Poker is a card game in which players bet on their hand. The objective is to win a pot by having the best five-card hand at the end of the betting rounds. There are many different variations of this game, but they all have some similarities. It is a high-pressure game that requires skill and strategy to win. It also teaches players how to make decisions under pressure. This makes it a great skill for life, which is why so many poker players move into finance and investments after retiring from the game.
To become a good poker player, it is important to learn how to read other players and their tells. It is also essential to develop a strategy through careful self-examination and review of past games. Some players also seek advice from other experienced players to get a more objective look at their play and to make improvements.
A good poker player will also have the ability to control the price of the pot by raising it when he or she has a strong value hand. This will force weaker hands out and increase the value of your winnings. It is also important to mix up your style of play so that your opponents can’t predict what you are going to do next.

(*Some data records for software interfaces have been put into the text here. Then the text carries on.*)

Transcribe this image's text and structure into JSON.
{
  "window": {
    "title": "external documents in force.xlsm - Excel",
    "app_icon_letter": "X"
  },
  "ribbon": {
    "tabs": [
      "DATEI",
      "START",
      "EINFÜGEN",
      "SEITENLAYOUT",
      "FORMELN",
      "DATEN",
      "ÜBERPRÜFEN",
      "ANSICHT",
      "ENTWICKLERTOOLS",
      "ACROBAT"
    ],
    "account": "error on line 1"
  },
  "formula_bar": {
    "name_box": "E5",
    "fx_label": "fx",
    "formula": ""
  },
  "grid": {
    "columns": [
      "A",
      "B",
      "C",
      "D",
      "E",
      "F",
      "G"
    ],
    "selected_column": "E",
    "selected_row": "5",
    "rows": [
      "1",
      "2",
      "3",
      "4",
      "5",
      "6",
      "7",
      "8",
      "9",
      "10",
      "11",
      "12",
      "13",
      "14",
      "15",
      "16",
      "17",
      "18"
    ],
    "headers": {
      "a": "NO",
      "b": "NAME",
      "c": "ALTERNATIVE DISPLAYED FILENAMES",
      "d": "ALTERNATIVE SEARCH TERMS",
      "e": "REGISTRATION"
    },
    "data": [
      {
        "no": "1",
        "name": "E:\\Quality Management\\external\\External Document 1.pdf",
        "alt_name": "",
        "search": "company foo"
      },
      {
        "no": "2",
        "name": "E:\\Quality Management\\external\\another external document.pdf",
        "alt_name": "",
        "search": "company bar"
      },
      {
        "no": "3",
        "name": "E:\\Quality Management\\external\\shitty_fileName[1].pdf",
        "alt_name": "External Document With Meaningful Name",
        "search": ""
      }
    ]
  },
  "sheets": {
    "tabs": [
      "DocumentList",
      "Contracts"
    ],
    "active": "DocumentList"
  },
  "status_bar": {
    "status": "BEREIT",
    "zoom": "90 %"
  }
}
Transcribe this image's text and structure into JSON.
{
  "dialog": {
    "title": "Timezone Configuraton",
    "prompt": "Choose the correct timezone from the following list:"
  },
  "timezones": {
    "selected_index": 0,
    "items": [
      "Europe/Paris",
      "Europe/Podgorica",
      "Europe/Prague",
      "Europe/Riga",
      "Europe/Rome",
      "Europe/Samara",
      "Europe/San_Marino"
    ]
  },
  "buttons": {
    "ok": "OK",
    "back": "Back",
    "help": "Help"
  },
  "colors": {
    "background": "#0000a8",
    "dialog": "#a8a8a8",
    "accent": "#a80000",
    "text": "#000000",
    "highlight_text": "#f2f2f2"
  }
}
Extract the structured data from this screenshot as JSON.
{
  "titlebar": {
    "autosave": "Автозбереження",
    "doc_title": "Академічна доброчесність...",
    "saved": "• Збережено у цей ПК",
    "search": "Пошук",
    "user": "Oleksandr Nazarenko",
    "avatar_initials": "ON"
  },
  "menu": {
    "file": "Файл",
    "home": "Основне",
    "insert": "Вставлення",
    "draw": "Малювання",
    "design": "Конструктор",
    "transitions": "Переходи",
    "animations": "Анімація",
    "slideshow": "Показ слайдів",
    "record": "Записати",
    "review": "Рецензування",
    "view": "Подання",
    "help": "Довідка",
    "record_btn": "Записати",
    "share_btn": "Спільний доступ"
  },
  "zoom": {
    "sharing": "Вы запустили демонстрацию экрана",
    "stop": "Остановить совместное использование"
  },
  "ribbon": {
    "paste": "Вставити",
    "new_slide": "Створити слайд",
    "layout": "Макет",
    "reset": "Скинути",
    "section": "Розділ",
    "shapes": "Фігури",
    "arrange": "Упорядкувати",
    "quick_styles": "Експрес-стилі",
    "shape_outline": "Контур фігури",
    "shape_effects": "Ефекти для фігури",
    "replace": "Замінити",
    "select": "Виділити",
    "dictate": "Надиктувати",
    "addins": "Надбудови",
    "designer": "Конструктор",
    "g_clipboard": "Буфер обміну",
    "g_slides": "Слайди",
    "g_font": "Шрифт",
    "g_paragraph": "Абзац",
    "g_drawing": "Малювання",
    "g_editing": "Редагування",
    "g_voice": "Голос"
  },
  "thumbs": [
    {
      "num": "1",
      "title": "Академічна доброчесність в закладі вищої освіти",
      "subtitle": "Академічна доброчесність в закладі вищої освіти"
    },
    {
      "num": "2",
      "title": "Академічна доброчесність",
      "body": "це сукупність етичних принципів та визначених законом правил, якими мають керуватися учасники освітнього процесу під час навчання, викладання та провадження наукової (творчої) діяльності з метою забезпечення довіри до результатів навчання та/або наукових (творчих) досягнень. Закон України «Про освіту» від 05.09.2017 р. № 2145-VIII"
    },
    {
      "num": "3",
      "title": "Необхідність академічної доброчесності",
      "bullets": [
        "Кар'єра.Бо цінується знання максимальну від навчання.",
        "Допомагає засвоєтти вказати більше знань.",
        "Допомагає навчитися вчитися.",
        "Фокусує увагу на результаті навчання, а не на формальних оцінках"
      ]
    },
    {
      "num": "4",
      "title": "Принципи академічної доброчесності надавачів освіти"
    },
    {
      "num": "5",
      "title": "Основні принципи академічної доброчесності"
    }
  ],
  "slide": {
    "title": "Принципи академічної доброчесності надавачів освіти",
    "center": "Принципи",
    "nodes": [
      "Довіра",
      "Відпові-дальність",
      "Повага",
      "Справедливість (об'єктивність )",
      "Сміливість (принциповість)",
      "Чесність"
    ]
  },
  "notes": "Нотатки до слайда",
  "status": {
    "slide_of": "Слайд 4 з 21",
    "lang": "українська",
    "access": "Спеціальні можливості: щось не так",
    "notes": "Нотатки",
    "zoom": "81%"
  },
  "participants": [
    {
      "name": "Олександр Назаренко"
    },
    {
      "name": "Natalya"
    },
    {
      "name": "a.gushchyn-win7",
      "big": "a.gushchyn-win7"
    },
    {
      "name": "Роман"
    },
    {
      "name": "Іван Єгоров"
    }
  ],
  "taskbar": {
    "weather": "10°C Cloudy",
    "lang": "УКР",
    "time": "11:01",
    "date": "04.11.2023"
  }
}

Finally, a good poker player will be able to choose the right poker games for his or her bankroll and limits. It is also necessary to develop discipline and perseverance to overcome challenges in the game.